## Task description
Each line of the records must appear in your answer exactly, with no pictures.

## Data listing

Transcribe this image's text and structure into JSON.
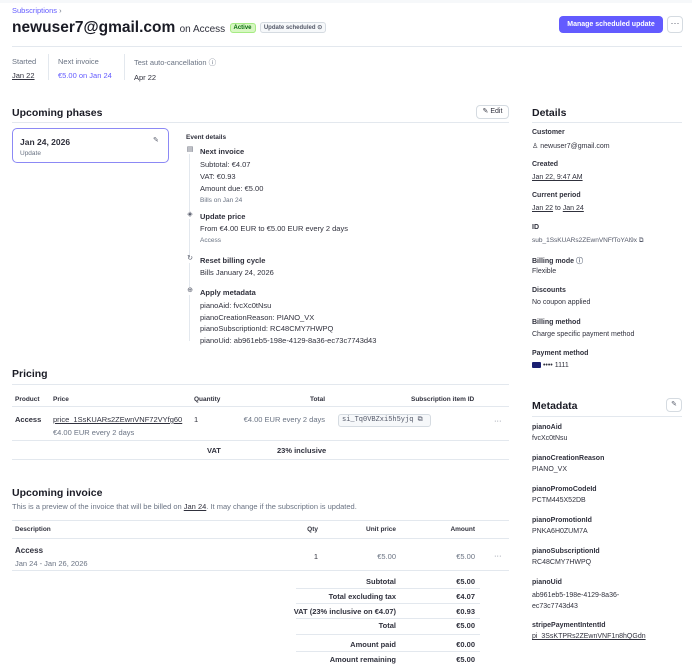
{
  "breadcrumb": {
    "label": "Subscriptions",
    "chevron": "›"
  },
  "header": {
    "customer_email": "newuser7@gmail.com",
    "on_text": "on Access",
    "status_badge": "Active",
    "scheduled_badge": "Update scheduled",
    "primary_button": "Manage scheduled update",
    "more_button": "···"
  },
  "summary": [
    {
      "label": "Started",
      "value": "Jan 22"
    },
    {
      "label": "Next invoice",
      "value": "€5.00 on Jan 24"
    },
    {
      "label": "Test auto-cancellation",
      "value": "Apr 22"
    }
  ],
  "upcoming_phases": {
    "title": "Upcoming phases",
    "edit_button": "Edit",
    "phase": {
      "date": "Jan 24, 2026",
      "sub": "Update"
    },
    "event_details_label": "Event details",
    "events": [
      {
        "icon": "invoice-icon",
        "title": "Next invoice",
        "lines": [
          "Subtotal: €4.07",
          "VAT: €0.93",
          "Amount due: €5.00"
        ],
        "note": "Bills on Jan 24"
      },
      {
        "icon": "price-icon",
        "title": "Update price",
        "lines": [
          "From €4.00 EUR to €5.00 EUR every 2 days"
        ],
        "note": "Access"
      },
      {
        "icon": "refresh-icon",
        "title": "Reset billing cycle",
        "lines": [
          "Bills January 24, 2026"
        ],
        "note": ""
      },
      {
        "icon": "metadata-icon",
        "title": "Apply metadata",
        "lines": [
          "pianoAid: fvcXc0tNsu",
          "pianoCreationReason: PIANO_VX",
          "pianoSubscriptionId: RC48CMY7HWPQ",
          "pianoUid: ab961eb5-198e-4129-8a36-ec73c7743d43"
        ],
        "note": ""
      }
    ]
  },
  "pricing": {
    "title": "Pricing",
    "headers": {
      "product": "Product",
      "price": "Price",
      "quantity": "Quantity",
      "total": "Total",
      "item_id": "Subscription item ID"
    },
    "row": {
      "product": "Access",
      "price_id": "price_1SsKUARs2ZEwnVNF72VYfg60",
      "price_sub": "€4.00 EUR every 2 days",
      "quantity": "1",
      "total": "€4.00 EUR every 2 days",
      "item_id": "si_Tq0VBZxi5h5yjq"
    },
    "vat_label": "VAT",
    "vat_value": "23% inclusive"
  },
  "upcoming_invoice": {
    "title": "Upcoming invoice",
    "desc_prefix": "This is a preview of the invoice that will be billed on",
    "desc_date": "Jan 24",
    "desc_suffix": ". It may change if the subscription is updated.",
    "headers": {
      "description": "Description",
      "qty": "Qty",
      "unit_price": "Unit price",
      "amount": "Amount"
    },
    "row": {
      "name": "Access",
      "period": "Jan 24 - Jan 26, 2026",
      "qty": "1",
      "unit_price": "€5.00",
      "amount": "€5.00"
    },
    "totals": [
      {
        "label": "Subtotal",
        "value": "€5.00"
      },
      {
        "label": "Total excluding tax",
        "value": "€4.07"
      },
      {
        "label": "VAT (23% inclusive on €4.07)",
        "value": "€0.93"
      },
      {
        "label": "Total",
        "value": "€5.00"
      }
    ],
    "paid": [
      {
        "label": "Amount paid",
        "value": "€0.00"
      },
      {
        "label": "Amount remaining",
        "value": "€5.00"
      }
    ]
  },
  "details": {
    "title": "Details",
    "customer_label": "Customer",
    "customer_value": "newuser7@gmail.com",
    "created_label": "Created",
    "created_value": "Jan 22, 9:47 AM",
    "period_label": "Current period",
    "period_start": "Jan 22",
    "period_to": "to",
    "period_end": "Jan 24",
    "id_label": "ID",
    "id_value": "sub_1SsKUARs2ZEwnVNFfToYAl9x",
    "billing_mode_label": "Billing mode",
    "billing_mode_value": "Flexible",
    "discounts_label": "Discounts",
    "discounts_value": "No coupon applied",
    "billing_method_label": "Billing method",
    "billing_method_value": "Charge specific payment method",
    "payment_method_label": "Payment method",
    "payment_method_value": "•••• 1111"
  },
  "metadata": {
    "title": "Metadata",
    "items": [
      {
        "key": "pianoAid",
        "value": "fvcXc0tNsu"
      },
      {
        "key": "pianoCreationReason",
        "value": "PIANO_VX"
      },
      {
        "key": "pianoPromoCodeId",
        "value": "PCTM445X52DB"
      },
      {
        "key": "pianoPromotionId",
        "value": "PNKA6H0ZUM7A"
      },
      {
        "key": "pianoSubscriptionId",
        "value": "RC48CMY7HWPQ"
      },
      {
        "key": "pianoUid",
        "value": "ab961eb5-198e-4129-8a36-ec73c7743d43"
      },
      {
        "key": "stripePaymentIntentId",
        "value": "pi_3SsKTPRs2ZEwnVNF1n8hQGdn"
      }
    ]
  }
}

## Output below
Transcribe this image's text and structure into JSON.
{
  "breadcrumb": {
    "label": "Subscriptions",
    "chevron": "›"
  },
  "header": {
    "customer_email": "newuser7@gmail.com",
    "on_text": "on Access",
    "status_badge": "Active",
    "scheduled_badge": "Update scheduled",
    "primary_button": "Manage scheduled update",
    "more_button": "···"
  },
  "summary": [
    {
      "label": "Started",
      "value": "Jan 22"
    },
    {
      "label": "Next invoice",
      "value": "€5.00 on Jan 24"
    },
    {
      "label": "Test auto-cancellation",
      "value": "Apr 22"
    }
  ],
  "upcoming_phases": {
    "title": "Upcoming phases",
    "edit_button": "Edit",
    "phase": {
      "date": "Jan 24, 2026",
      "sub": "Update"
    },
    "event_details_label": "Event details",
    "events": [
      {
        "icon": "invoice-icon",
        "title": "Next invoice",
        "lines": [
          "Subtotal: €4.07",
          "VAT: €0.93",
          "Amount due: €5.00"
        ],
        "note": "Bills on Jan 24"
      },
      {
        "icon": "price-icon",
        "title": "Update price",
        "lines": [
          "From €4.00 EUR to €5.00 EUR every 2 days"
        ],
        "note": "Access"
      },
      {
        "icon": "refresh-icon",
        "title": "Reset billing cycle",
        "lines": [
          "Bills January 24, 2026"
        ],
        "note": ""
      },
      {
        "icon": "metadata-icon",
        "title": "Apply metadata",
        "lines": [
          "pianoAid: fvcXc0tNsu",
          "pianoCreationReason: PIANO_VX",
          "pianoSubscriptionId: RC48CMY7HWPQ",
          "pianoUid: ab961eb5-198e-4129-8a36-ec73c7743d43"
        ],
        "note": ""
      }
    ]
  },
  "pricing": {
    "title": "Pricing",
    "headers": {
      "product": "Product",
      "price": "Price",
      "quantity": "Quantity",
      "total": "Total",
      "item_id": "Subscription item ID"
    },
    "row": {
      "product": "Access",
      "price_id": "price_1SsKUARs2ZEwnVNF72VYfg60",
      "price_sub": "€4.00 EUR every 2 days",
      "quantity": "1",
      "total": "€4.00 EUR every 2 days",
      "item_id": "si_Tq0VBZxi5h5yjq"
    },
    "vat_label": "VAT",
    "vat_value": "23% inclusive"
  },
  "upcoming_invoice": {
    "title": "Upcoming invoice",
    "desc_prefix": "This is a preview of the invoice that will be billed on",
    "desc_date": "Jan 24",
    "desc_suffix": ". It may change if the subscription is updated.",
    "headers": {
      "description": "Description",
      "qty": "Qty",
      "unit_price": "Unit price",
      "amount": "Amount"
    },
    "row": {
      "name": "Access",
      "period": "Jan 24 - Jan 26, 2026",
      "qty": "1",
      "unit_price": "€5.00",
      "amount": "€5.00"
    },
    "totals": [
      {
        "label": "Subtotal",
        "value": "€5.00"
      },
      {
        "label": "Total excluding tax",
        "value": "€4.07"
      },
      {
        "label": "VAT (23% inclusive on €4.07)",
        "value": "€0.93"
      },
      {
        "label": "Total",
        "value": "€5.00"
      }
    ],
    "paid": [
      {
        "label": "Amount paid",
        "value": "€0.00"
      },
      {
        "label": "Amount remaining",
        "value": "€5.00"
      }
    ]
  },
  "details": {
    "title": "Details",
    "customer_label": "Customer",
    "customer_value": "newuser7@gmail.com",
    "created_label": "Created",
    "created_value": "Jan 22, 9:47 AM",
    "period_label": "Current period",
    "period_start": "Jan 22",
    "period_to": "to",
    "period_end": "Jan 24",
    "id_label": "ID",
    "id_value": "sub_1SsKUARs2ZEwnVNFfToYAl9x",
    "billing_mode_label": "Billing mode",
    "billing_mode_value": "Flexible",
    "discounts_label": "Discounts",
    "discounts_value": "No coupon applied",
    "billing_method_label": "Billing method",
    "billing_method_value": "Charge specific payment method",
    "payment_method_label": "Payment method",
    "payment_method_value": "•••• 1111"
  },
  "metadata": {
    "title": "Metadata",
    "items": [
      {
        "key": "pianoAid",
        "value": "fvcXc0tNsu"
      },
      {
        "key": "pianoCreationReason",
        "value": "PIANO_VX"
      },
      {
        "key": "pianoPromoCodeId",
        "value": "PCTM445X52DB"
      },
      {
        "key": "pianoPromotionId",
        "value": "PNKA6H0ZUM7A"
      },
      {
        "key": "pianoSubscriptionId",
        "value": "RC48CMY7HWPQ"
      },
      {
        "key": "pianoUid",
        "value": "ab961eb5-198e-4129-8a36-ec73c7743d43"
      },
      {
        "key": "stripePaymentIntentId",
        "value": "pi_3SsKTPRs2ZEwnVNF1n8hQGdn"
      }
    ]
  }
}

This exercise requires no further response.